Content starts

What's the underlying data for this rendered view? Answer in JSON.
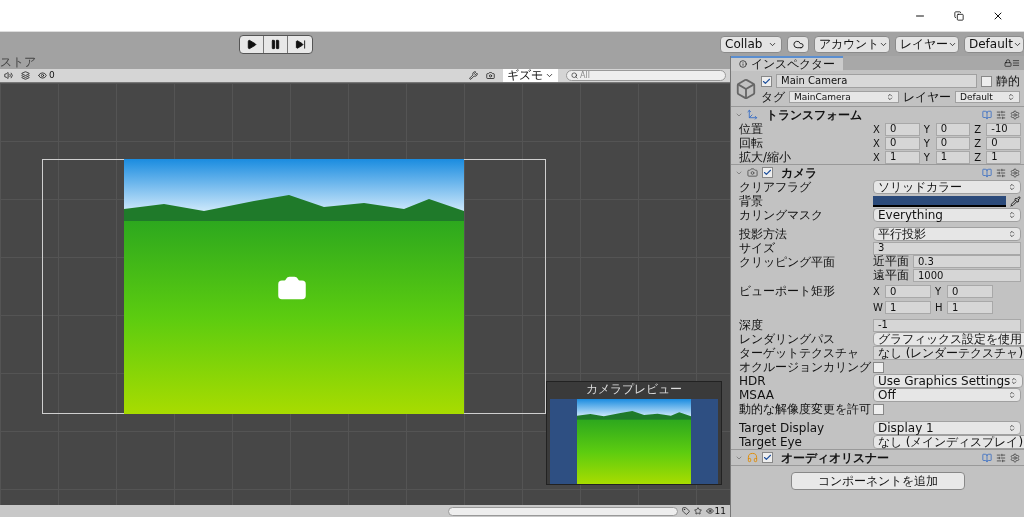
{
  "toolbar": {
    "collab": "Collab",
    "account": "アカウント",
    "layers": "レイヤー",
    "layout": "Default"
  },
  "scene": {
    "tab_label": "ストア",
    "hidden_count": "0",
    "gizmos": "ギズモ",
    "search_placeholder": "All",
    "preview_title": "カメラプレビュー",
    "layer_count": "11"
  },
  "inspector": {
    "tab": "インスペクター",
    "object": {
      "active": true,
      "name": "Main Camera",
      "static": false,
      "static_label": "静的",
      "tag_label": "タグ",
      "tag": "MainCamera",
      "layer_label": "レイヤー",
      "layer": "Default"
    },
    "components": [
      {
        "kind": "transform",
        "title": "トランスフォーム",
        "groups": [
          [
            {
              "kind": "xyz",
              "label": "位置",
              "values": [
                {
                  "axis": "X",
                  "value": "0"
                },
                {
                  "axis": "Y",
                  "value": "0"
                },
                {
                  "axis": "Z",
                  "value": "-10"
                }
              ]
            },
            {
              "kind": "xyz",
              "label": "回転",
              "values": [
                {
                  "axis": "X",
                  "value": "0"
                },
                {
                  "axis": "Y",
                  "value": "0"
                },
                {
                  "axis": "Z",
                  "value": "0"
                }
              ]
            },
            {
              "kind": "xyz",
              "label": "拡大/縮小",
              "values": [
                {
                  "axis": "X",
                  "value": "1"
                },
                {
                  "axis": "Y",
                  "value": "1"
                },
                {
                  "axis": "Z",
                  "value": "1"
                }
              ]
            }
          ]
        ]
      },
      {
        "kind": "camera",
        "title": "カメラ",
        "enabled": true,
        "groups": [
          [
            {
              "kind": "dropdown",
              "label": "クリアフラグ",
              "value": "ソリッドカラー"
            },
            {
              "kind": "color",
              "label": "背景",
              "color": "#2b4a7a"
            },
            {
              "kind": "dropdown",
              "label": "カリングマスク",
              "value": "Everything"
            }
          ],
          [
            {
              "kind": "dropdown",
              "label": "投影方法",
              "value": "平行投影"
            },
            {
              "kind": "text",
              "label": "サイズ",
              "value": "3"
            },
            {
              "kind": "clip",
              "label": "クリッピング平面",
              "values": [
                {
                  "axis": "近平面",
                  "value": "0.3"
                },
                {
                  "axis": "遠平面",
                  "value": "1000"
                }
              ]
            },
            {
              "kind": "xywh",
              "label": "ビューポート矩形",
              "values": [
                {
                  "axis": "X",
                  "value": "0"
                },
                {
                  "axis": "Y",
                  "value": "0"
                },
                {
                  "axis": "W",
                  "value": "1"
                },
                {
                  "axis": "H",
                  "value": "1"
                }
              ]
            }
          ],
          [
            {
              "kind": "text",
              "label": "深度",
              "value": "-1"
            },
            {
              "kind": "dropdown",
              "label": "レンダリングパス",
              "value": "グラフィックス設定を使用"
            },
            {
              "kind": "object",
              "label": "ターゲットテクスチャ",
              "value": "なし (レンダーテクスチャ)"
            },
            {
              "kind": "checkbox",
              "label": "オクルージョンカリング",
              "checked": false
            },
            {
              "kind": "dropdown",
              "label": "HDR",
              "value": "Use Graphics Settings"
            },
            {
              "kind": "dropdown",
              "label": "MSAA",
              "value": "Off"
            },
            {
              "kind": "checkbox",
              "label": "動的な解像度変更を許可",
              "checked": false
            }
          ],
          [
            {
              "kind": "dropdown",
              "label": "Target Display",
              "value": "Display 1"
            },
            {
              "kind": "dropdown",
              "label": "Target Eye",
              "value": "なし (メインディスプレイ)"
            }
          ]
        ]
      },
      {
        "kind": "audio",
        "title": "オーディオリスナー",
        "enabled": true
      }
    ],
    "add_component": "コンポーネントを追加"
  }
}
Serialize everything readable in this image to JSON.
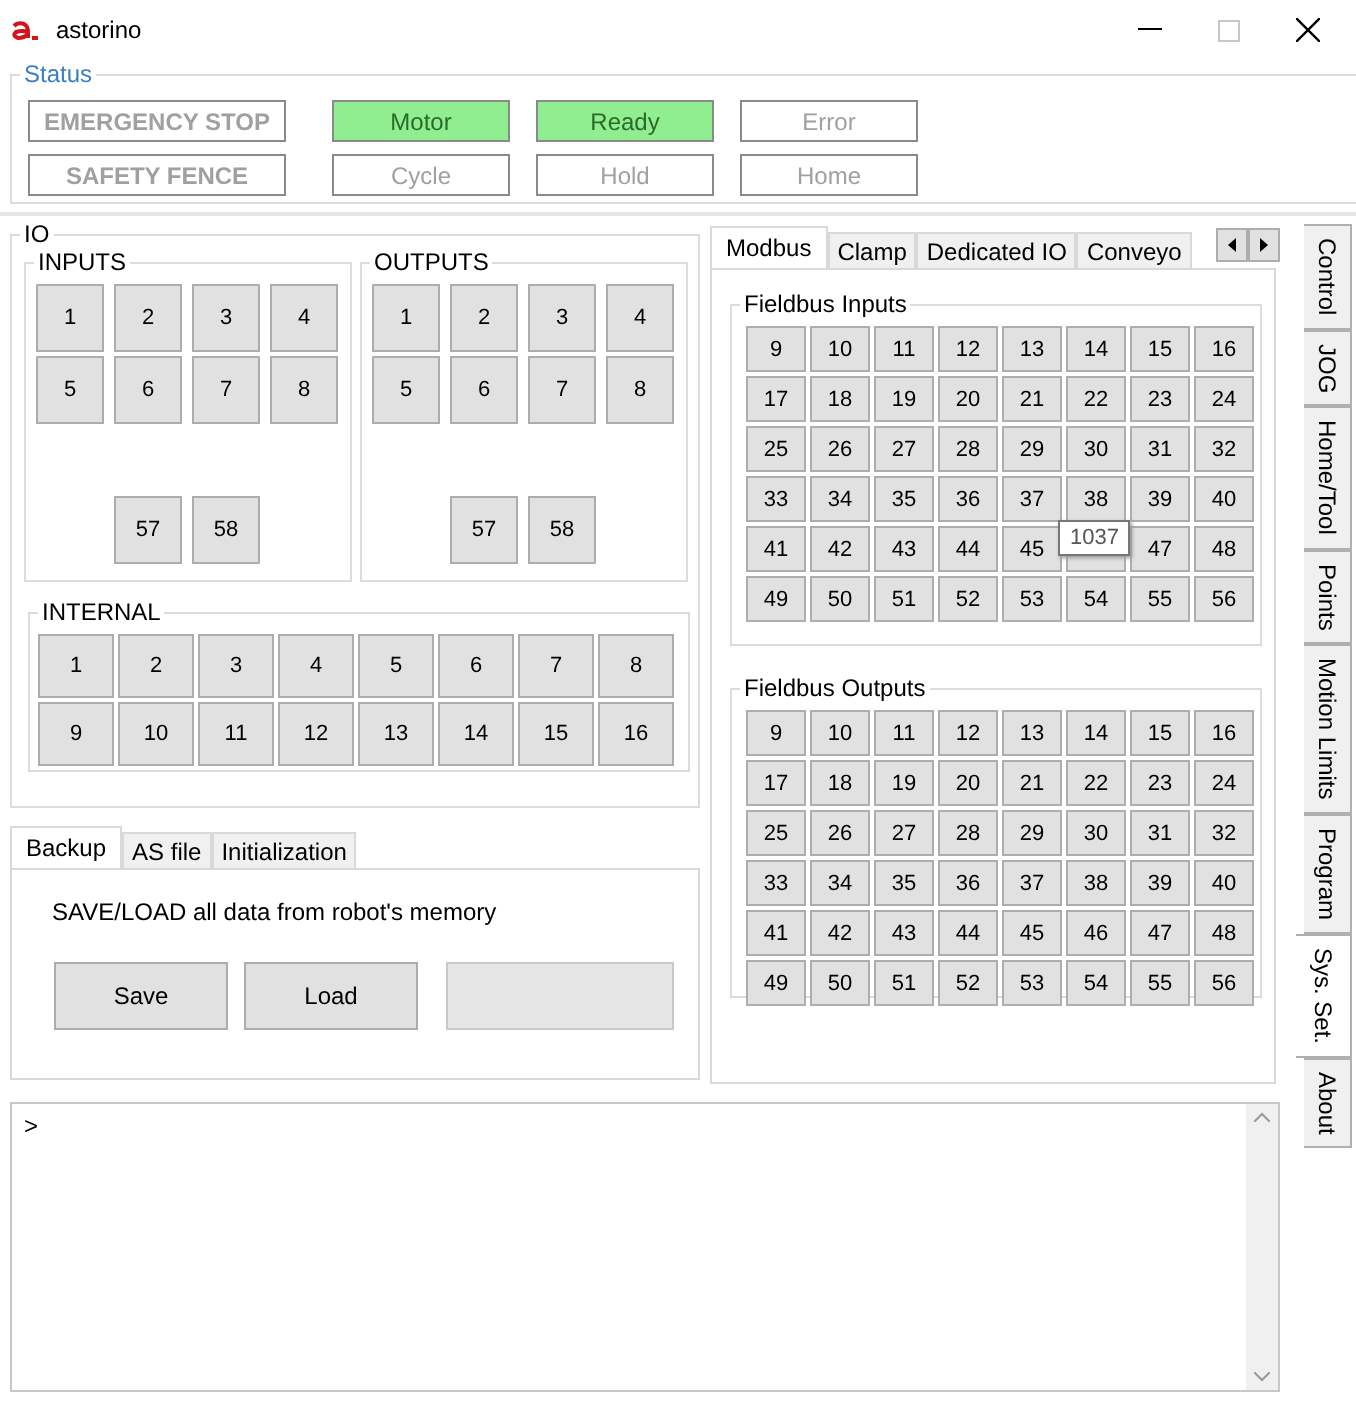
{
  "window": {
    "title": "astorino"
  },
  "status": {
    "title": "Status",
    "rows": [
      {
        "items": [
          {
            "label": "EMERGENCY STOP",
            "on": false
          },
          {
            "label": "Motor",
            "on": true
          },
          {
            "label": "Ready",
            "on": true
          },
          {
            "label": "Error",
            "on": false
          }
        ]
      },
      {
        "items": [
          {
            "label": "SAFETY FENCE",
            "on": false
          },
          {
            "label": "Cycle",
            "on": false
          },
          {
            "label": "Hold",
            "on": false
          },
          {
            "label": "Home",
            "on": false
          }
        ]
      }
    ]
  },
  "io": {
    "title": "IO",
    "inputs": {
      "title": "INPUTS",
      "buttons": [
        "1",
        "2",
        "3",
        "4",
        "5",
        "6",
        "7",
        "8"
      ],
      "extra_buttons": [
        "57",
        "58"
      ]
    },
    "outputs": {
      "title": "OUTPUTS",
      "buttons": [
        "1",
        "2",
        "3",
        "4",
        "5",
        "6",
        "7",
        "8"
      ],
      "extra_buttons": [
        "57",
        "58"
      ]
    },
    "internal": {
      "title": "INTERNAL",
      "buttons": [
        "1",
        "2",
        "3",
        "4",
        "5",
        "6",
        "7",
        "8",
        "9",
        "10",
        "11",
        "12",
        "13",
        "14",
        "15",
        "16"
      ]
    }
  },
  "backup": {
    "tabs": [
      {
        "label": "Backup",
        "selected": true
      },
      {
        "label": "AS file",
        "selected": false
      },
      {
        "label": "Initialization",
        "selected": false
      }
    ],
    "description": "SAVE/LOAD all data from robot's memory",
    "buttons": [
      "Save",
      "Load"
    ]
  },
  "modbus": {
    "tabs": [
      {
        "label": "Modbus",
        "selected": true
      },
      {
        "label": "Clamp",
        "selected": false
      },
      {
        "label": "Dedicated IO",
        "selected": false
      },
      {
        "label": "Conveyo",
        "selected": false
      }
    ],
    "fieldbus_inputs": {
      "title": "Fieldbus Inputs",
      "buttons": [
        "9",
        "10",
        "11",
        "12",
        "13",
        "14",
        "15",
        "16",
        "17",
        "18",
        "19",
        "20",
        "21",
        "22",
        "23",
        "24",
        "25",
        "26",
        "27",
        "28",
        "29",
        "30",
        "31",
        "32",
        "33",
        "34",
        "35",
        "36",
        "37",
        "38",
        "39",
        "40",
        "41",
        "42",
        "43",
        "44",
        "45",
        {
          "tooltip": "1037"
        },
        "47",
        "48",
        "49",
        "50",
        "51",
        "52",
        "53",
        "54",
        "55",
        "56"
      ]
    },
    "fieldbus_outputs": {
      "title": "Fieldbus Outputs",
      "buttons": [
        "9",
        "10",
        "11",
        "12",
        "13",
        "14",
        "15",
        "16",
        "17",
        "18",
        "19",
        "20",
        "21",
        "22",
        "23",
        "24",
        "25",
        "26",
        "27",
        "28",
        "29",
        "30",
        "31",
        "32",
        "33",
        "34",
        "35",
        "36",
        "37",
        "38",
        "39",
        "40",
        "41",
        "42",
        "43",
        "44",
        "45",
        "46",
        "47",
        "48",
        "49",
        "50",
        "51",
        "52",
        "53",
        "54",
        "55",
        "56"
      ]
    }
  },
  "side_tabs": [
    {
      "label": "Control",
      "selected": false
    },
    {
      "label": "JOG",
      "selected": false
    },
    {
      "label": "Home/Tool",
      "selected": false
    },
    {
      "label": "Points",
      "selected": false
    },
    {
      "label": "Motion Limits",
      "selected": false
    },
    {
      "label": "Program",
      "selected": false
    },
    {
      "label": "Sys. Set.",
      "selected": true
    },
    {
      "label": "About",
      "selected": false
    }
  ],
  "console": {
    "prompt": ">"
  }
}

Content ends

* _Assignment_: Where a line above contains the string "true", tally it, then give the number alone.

* _Output for this exercise_: 8